Exercise goal:
Without pictures, retype the following entries exactly.

★ ★ ★ ★ ★ ★ ★

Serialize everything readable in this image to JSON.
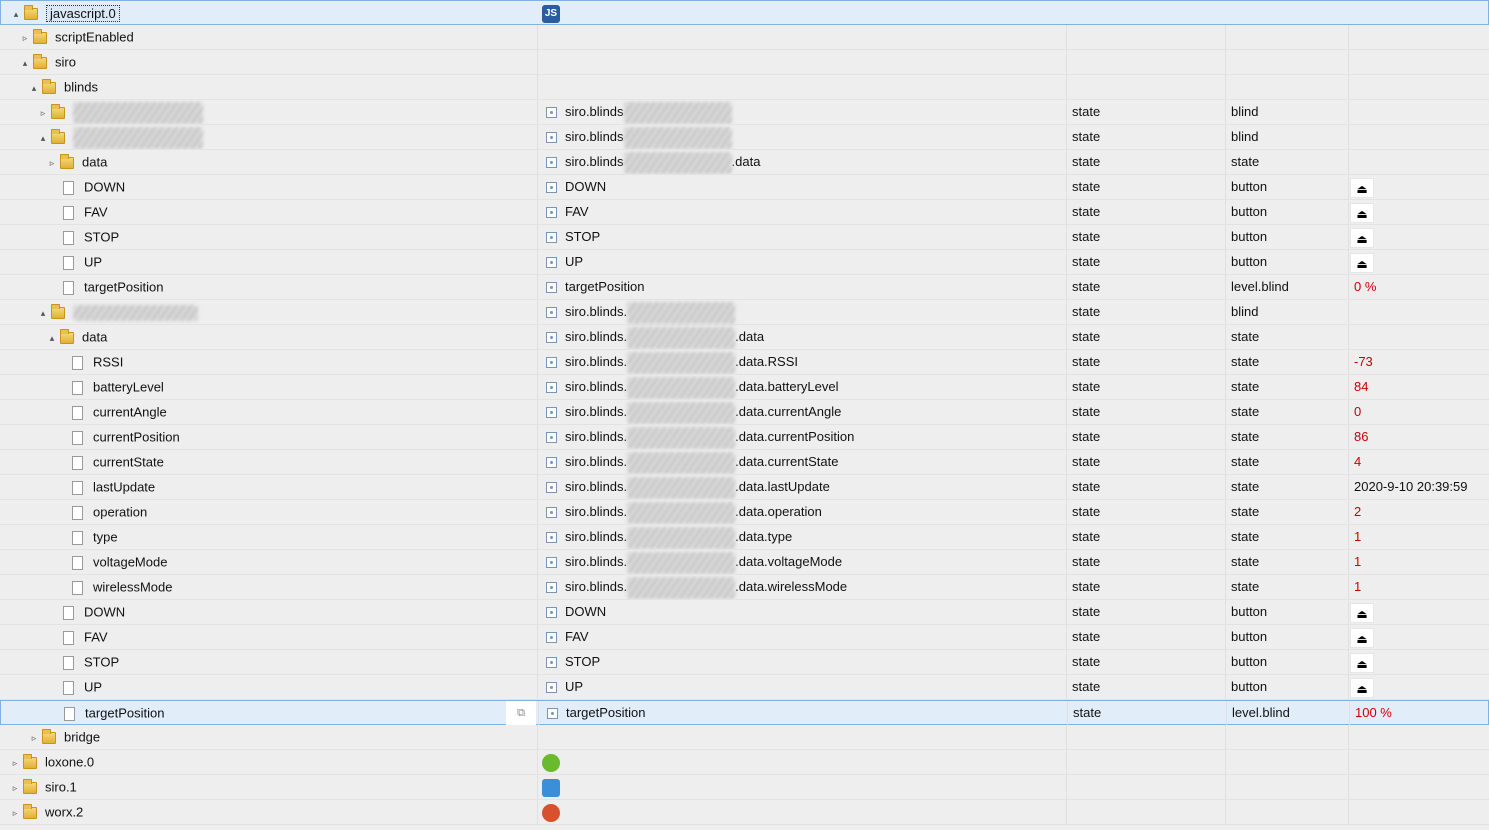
{
  "colors": {
    "value_red": "#cc0000",
    "selected_row": "#e1eefa",
    "folder": "#e0b036"
  },
  "icons": {
    "expanded": "▴",
    "collapsed": "▹",
    "button": "⏏",
    "copy": "⧉",
    "js": "JS"
  },
  "rows": {
    "r0": {
      "name": "javascript.0"
    },
    "r1": {
      "name": "scriptEnabled"
    },
    "r2": {
      "name": "siro"
    },
    "r3": {
      "name": "blinds"
    },
    "r4": {
      "id_prefix": "siro.blinds",
      "type": "state",
      "role": "blind"
    },
    "r5": {
      "id_prefix": "siro.blinds",
      "type": "state",
      "role": "blind"
    },
    "r6": {
      "name": "data",
      "id_prefix": "siro.blinds",
      "id_suffix": ".data",
      "type": "state",
      "role": "state"
    },
    "r7": {
      "name": "DOWN",
      "id": "DOWN",
      "type": "state",
      "role": "button"
    },
    "r8": {
      "name": "FAV",
      "id": "FAV",
      "type": "state",
      "role": "button"
    },
    "r9": {
      "name": "STOP",
      "id": "STOP",
      "type": "state",
      "role": "button"
    },
    "r10": {
      "name": "UP",
      "id": "UP",
      "type": "state",
      "role": "button"
    },
    "r11": {
      "name": "targetPosition",
      "id": "targetPosition",
      "type": "state",
      "role": "level.blind",
      "value": "0 %"
    },
    "r12": {
      "id_prefix": "siro.blinds.",
      "type": "state",
      "role": "blind"
    },
    "r13": {
      "name": "data",
      "id_prefix": "siro.blinds.",
      "id_suffix": ".data",
      "type": "state",
      "role": "state"
    },
    "r14": {
      "name": "RSSI",
      "id_prefix": "siro.blinds.",
      "id_suffix": ".data.RSSI",
      "type": "state",
      "role": "state",
      "value": "-73"
    },
    "r15": {
      "name": "batteryLevel",
      "id_prefix": "siro.blinds.",
      "id_suffix": ".data.batteryLevel",
      "type": "state",
      "role": "state",
      "value": "84"
    },
    "r16": {
      "name": "currentAngle",
      "id_prefix": "siro.blinds.",
      "id_suffix": ".data.currentAngle",
      "type": "state",
      "role": "state",
      "value": "0"
    },
    "r17": {
      "name": "currentPosition",
      "id_prefix": "siro.blinds.",
      "id_suffix": ".data.currentPosition",
      "type": "state",
      "role": "state",
      "value": "86"
    },
    "r18": {
      "name": "currentState",
      "id_prefix": "siro.blinds.",
      "id_suffix": ".data.currentState",
      "type": "state",
      "role": "state",
      "value": "4"
    },
    "r19": {
      "name": "lastUpdate",
      "id_prefix": "siro.blinds.",
      "id_suffix": ".data.lastUpdate",
      "type": "state",
      "role": "state",
      "value": "2020-9-10 20:39:59"
    },
    "r20": {
      "name": "operation",
      "id_prefix": "siro.blinds.",
      "id_suffix": ".data.operation",
      "type": "state",
      "role": "state",
      "value": "2"
    },
    "r21": {
      "name": "type",
      "id_prefix": "siro.blinds.",
      "id_suffix": ".data.type",
      "type": "state",
      "role": "state",
      "value": "1"
    },
    "r22": {
      "name": "voltageMode",
      "id_prefix": "siro.blinds.",
      "id_suffix": ".data.voltageMode",
      "type": "state",
      "role": "state",
      "value": "1"
    },
    "r23": {
      "name": "wirelessMode",
      "id_prefix": "siro.blinds.",
      "id_suffix": ".data.wirelessMode",
      "type": "state",
      "role": "state",
      "value": "1"
    },
    "r24": {
      "name": "DOWN",
      "id": "DOWN",
      "type": "state",
      "role": "button"
    },
    "r25": {
      "name": "FAV",
      "id": "FAV",
      "type": "state",
      "role": "button"
    },
    "r26": {
      "name": "STOP",
      "id": "STOP",
      "type": "state",
      "role": "button"
    },
    "r27": {
      "name": "UP",
      "id": "UP",
      "type": "state",
      "role": "button"
    },
    "r28": {
      "name": "targetPosition",
      "id": "targetPosition",
      "type": "state",
      "role": "level.blind",
      "value": "100 %"
    },
    "r29": {
      "name": "bridge"
    },
    "r30": {
      "name": "loxone.0"
    },
    "r31": {
      "name": "siro.1"
    },
    "r32": {
      "name": "worx.2"
    }
  }
}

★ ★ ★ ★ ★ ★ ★

Response:
Serialize everything readable in this image to JSON.
{
  "colors": {
    "value_red": "#cc0000",
    "selected_row": "#e1eefa",
    "folder": "#e0b036"
  },
  "icons": {
    "expanded": "▴",
    "collapsed": "▹",
    "button": "⏏",
    "copy": "⧉",
    "js": "JS"
  },
  "rows": {
    "r0": {
      "name": "javascript.0"
    },
    "r1": {
      "name": "scriptEnabled"
    },
    "r2": {
      "name": "siro"
    },
    "r3": {
      "name": "blinds"
    },
    "r4": {
      "id_prefix": "siro.blinds",
      "type": "state",
      "role": "blind"
    },
    "r5": {
      "id_prefix": "siro.blinds",
      "type": "state",
      "role": "blind"
    },
    "r6": {
      "name": "data",
      "id_prefix": "siro.blinds",
      "id_suffix": ".data",
      "type": "state",
      "role": "state"
    },
    "r7": {
      "name": "DOWN",
      "id": "DOWN",
      "type": "state",
      "role": "button"
    },
    "r8": {
      "name": "FAV",
      "id": "FAV",
      "type": "state",
      "role": "button"
    },
    "r9": {
      "name": "STOP",
      "id": "STOP",
      "type": "state",
      "role": "button"
    },
    "r10": {
      "name": "UP",
      "id": "UP",
      "type": "state",
      "role": "button"
    },
    "r11": {
      "name": "targetPosition",
      "id": "targetPosition",
      "type": "state",
      "role": "level.blind",
      "value": "0 %"
    },
    "r12": {
      "id_prefix": "siro.blinds.",
      "type": "state",
      "role": "blind"
    },
    "r13": {
      "name": "data",
      "id_prefix": "siro.blinds.",
      "id_suffix": ".data",
      "type": "state",
      "role": "state"
    },
    "r14": {
      "name": "RSSI",
      "id_prefix": "siro.blinds.",
      "id_suffix": ".data.RSSI",
      "type": "state",
      "role": "state",
      "value": "-73"
    },
    "r15": {
      "name": "batteryLevel",
      "id_prefix": "siro.blinds.",
      "id_suffix": ".data.batteryLevel",
      "type": "state",
      "role": "state",
      "value": "84"
    },
    "r16": {
      "name": "currentAngle",
      "id_prefix": "siro.blinds.",
      "id_suffix": ".data.currentAngle",
      "type": "state",
      "role": "state",
      "value": "0"
    },
    "r17": {
      "name": "currentPosition",
      "id_prefix": "siro.blinds.",
      "id_suffix": ".data.currentPosition",
      "type": "state",
      "role": "state",
      "value": "86"
    },
    "r18": {
      "name": "currentState",
      "id_prefix": "siro.blinds.",
      "id_suffix": ".data.currentState",
      "type": "state",
      "role": "state",
      "value": "4"
    },
    "r19": {
      "name": "lastUpdate",
      "id_prefix": "siro.blinds.",
      "id_suffix": ".data.lastUpdate",
      "type": "state",
      "role": "state",
      "value": "2020-9-10 20:39:59"
    },
    "r20": {
      "name": "operation",
      "id_prefix": "siro.blinds.",
      "id_suffix": ".data.operation",
      "type": "state",
      "role": "state",
      "value": "2"
    },
    "r21": {
      "name": "type",
      "id_prefix": "siro.blinds.",
      "id_suffix": ".data.type",
      "type": "state",
      "role": "state",
      "value": "1"
    },
    "r22": {
      "name": "voltageMode",
      "id_prefix": "siro.blinds.",
      "id_suffix": ".data.voltageMode",
      "type": "state",
      "role": "state",
      "value": "1"
    },
    "r23": {
      "name": "wirelessMode",
      "id_prefix": "siro.blinds.",
      "id_suffix": ".data.wirelessMode",
      "type": "state",
      "role": "state",
      "value": "1"
    },
    "r24": {
      "name": "DOWN",
      "id": "DOWN",
      "type": "state",
      "role": "button"
    },
    "r25": {
      "name": "FAV",
      "id": "FAV",
      "type": "state",
      "role": "button"
    },
    "r26": {
      "name": "STOP",
      "id": "STOP",
      "type": "state",
      "role": "button"
    },
    "r27": {
      "name": "UP",
      "id": "UP",
      "type": "state",
      "role": "button"
    },
    "r28": {
      "name": "targetPosition",
      "id": "targetPosition",
      "type": "state",
      "role": "level.blind",
      "value": "100 %"
    },
    "r29": {
      "name": "bridge"
    },
    "r30": {
      "name": "loxone.0"
    },
    "r31": {
      "name": "siro.1"
    },
    "r32": {
      "name": "worx.2"
    }
  }
}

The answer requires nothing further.